What you should do —
Filter the entries and keep only the lines where the string "data" appears.

[[ Records open ]]

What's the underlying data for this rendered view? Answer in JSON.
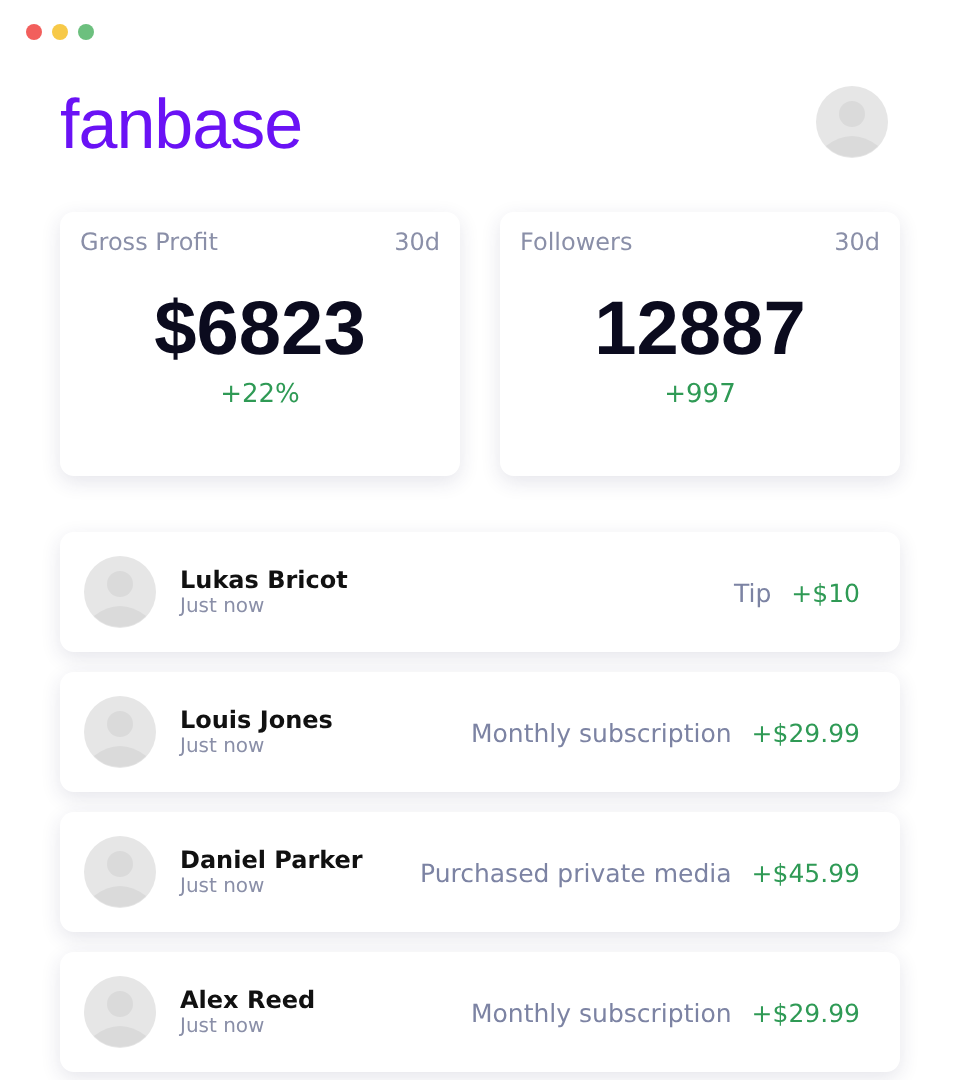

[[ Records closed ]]
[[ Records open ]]

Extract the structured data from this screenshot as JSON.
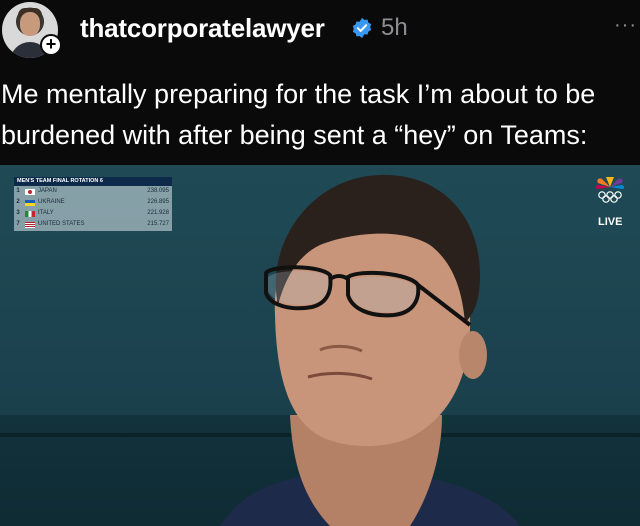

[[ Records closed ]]
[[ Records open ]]

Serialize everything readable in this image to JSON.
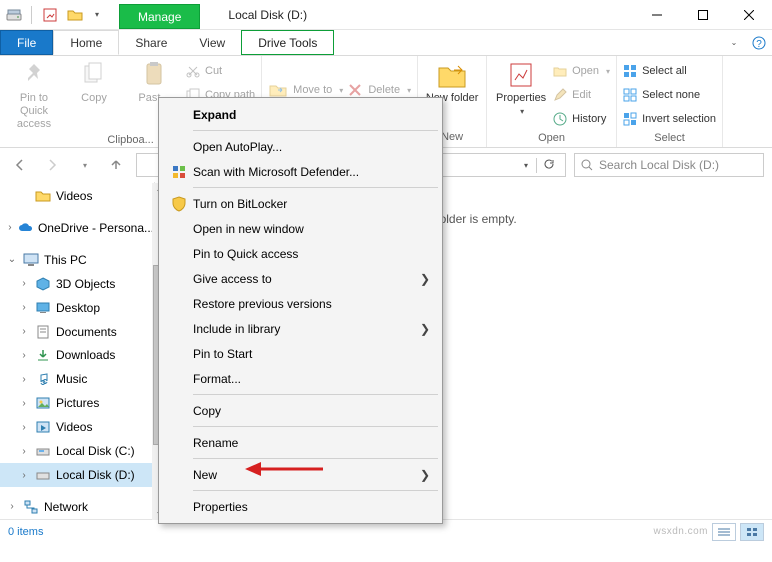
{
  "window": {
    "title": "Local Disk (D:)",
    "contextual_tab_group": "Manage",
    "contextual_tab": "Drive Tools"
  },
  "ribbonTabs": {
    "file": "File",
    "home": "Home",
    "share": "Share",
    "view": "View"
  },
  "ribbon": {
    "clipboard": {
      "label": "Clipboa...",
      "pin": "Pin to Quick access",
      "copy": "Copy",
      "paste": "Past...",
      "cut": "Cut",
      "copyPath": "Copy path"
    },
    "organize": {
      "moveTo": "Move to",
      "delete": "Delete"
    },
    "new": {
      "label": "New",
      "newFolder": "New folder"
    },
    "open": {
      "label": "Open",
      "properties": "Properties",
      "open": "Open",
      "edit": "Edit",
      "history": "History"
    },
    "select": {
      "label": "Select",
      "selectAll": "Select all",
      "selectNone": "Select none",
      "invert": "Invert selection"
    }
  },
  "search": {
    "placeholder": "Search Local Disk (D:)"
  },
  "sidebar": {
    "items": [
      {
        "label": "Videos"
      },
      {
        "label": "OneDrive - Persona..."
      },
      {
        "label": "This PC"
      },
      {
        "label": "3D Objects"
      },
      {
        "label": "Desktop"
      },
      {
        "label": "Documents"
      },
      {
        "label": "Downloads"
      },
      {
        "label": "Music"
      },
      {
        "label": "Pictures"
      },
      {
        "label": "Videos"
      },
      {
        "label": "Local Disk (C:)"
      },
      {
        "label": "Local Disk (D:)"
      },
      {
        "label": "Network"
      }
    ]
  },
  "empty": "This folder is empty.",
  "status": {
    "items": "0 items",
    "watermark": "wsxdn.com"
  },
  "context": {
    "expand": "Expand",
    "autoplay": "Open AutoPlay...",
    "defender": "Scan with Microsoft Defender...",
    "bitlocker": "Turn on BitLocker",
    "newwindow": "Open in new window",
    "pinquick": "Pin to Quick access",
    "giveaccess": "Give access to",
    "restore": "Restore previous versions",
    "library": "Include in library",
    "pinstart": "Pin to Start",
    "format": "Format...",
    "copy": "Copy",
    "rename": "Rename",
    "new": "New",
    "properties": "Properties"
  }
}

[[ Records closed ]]

Answer space —
What's the underlying data for this rendered view? Answer in JSON.
Extract the structured data from this screenshot as JSON.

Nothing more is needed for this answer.